======== INPUT DATA
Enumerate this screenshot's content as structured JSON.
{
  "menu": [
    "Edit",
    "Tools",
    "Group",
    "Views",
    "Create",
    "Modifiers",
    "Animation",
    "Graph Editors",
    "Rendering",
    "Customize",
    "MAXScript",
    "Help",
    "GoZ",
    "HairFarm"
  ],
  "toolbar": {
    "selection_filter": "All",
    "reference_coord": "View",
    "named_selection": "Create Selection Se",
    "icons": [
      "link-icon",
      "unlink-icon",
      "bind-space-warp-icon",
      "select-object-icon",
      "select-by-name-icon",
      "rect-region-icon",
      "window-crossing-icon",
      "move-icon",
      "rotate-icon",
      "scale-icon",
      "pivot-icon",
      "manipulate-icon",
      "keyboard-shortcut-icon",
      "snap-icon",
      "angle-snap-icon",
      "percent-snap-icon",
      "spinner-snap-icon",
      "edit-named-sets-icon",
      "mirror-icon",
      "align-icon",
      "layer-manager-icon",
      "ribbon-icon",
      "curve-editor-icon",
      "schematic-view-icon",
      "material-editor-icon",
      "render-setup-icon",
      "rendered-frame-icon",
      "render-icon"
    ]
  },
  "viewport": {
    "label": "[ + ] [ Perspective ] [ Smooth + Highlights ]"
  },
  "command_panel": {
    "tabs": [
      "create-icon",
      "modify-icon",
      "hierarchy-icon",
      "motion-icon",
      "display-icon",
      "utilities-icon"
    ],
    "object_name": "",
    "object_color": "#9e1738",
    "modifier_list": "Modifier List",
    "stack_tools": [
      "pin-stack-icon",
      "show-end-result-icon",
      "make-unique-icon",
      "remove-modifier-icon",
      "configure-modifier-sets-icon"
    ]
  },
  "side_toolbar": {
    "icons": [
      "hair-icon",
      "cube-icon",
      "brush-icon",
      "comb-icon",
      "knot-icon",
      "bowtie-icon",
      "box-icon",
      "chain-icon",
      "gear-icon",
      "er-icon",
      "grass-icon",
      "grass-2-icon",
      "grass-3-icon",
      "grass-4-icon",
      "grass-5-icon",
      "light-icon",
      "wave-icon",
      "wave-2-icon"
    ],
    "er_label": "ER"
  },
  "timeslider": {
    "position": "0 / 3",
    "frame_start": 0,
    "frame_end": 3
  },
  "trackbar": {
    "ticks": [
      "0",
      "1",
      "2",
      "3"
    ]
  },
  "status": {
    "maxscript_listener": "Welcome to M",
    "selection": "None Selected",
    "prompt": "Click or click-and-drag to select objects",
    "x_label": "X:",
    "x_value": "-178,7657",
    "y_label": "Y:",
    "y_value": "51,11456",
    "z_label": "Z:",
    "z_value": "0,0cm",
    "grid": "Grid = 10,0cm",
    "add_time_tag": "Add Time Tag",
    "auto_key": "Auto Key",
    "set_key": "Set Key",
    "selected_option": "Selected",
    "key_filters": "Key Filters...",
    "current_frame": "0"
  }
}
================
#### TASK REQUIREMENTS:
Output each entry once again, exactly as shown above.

#### REPLY TO THE EXERCISE:
Enumerate this screenshot's content as structured JSON.
{
  "menu": [
    "Edit",
    "Tools",
    "Group",
    "Views",
    "Create",
    "Modifiers",
    "Animation",
    "Graph Editors",
    "Rendering",
    "Customize",
    "MAXScript",
    "Help",
    "GoZ",
    "HairFarm"
  ],
  "toolbar": {
    "selection_filter": "All",
    "reference_coord": "View",
    "named_selection": "Create Selection Se",
    "icons": [
      "link-icon",
      "unlink-icon",
      "bind-space-warp-icon",
      "select-object-icon",
      "select-by-name-icon",
      "rect-region-icon",
      "window-crossing-icon",
      "move-icon",
      "rotate-icon",
      "scale-icon",
      "pivot-icon",
      "manipulate-icon",
      "keyboard-shortcut-icon",
      "snap-icon",
      "angle-snap-icon",
      "percent-snap-icon",
      "spinner-snap-icon",
      "edit-named-sets-icon",
      "mirror-icon",
      "align-icon",
      "layer-manager-icon",
      "ribbon-icon",
      "curve-editor-icon",
      "schematic-view-icon",
      "material-editor-icon",
      "render-setup-icon",
      "rendered-frame-icon",
      "render-icon"
    ]
  },
  "viewport": {
    "label": "[ + ] [ Perspective ] [ Smooth + Highlights ]"
  },
  "command_panel": {
    "tabs": [
      "create-icon",
      "modify-icon",
      "hierarchy-icon",
      "motion-icon",
      "display-icon",
      "utilities-icon"
    ],
    "object_name": "",
    "object_color": "#9e1738",
    "modifier_list": "Modifier List",
    "stack_tools": [
      "pin-stack-icon",
      "show-end-result-icon",
      "make-unique-icon",
      "remove-modifier-icon",
      "configure-modifier-sets-icon"
    ]
  },
  "side_toolbar": {
    "icons": [
      "hair-icon",
      "cube-icon",
      "brush-icon",
      "comb-icon",
      "knot-icon",
      "bowtie-icon",
      "box-icon",
      "chain-icon",
      "gear-icon",
      "er-icon",
      "grass-icon",
      "grass-2-icon",
      "grass-3-icon",
      "grass-4-icon",
      "grass-5-icon",
      "light-icon",
      "wave-icon",
      "wave-2-icon"
    ],
    "er_label": "ER"
  },
  "timeslider": {
    "position": "0 / 3",
    "frame_start": 0,
    "frame_end": 3
  },
  "trackbar": {
    "ticks": [
      "0",
      "1",
      "2",
      "3"
    ]
  },
  "status": {
    "maxscript_listener": "Welcome to M",
    "selection": "None Selected",
    "prompt": "Click or click-and-drag to select objects",
    "x_label": "X:",
    "x_value": "-178,7657",
    "y_label": "Y:",
    "y_value": "51,11456",
    "z_label": "Z:",
    "z_value": "0,0cm",
    "grid": "Grid = 10,0cm",
    "add_time_tag": "Add Time Tag",
    "auto_key": "Auto Key",
    "set_key": "Set Key",
    "selected_option": "Selected",
    "key_filters": "Key Filters...",
    "current_frame": "0"
  }
}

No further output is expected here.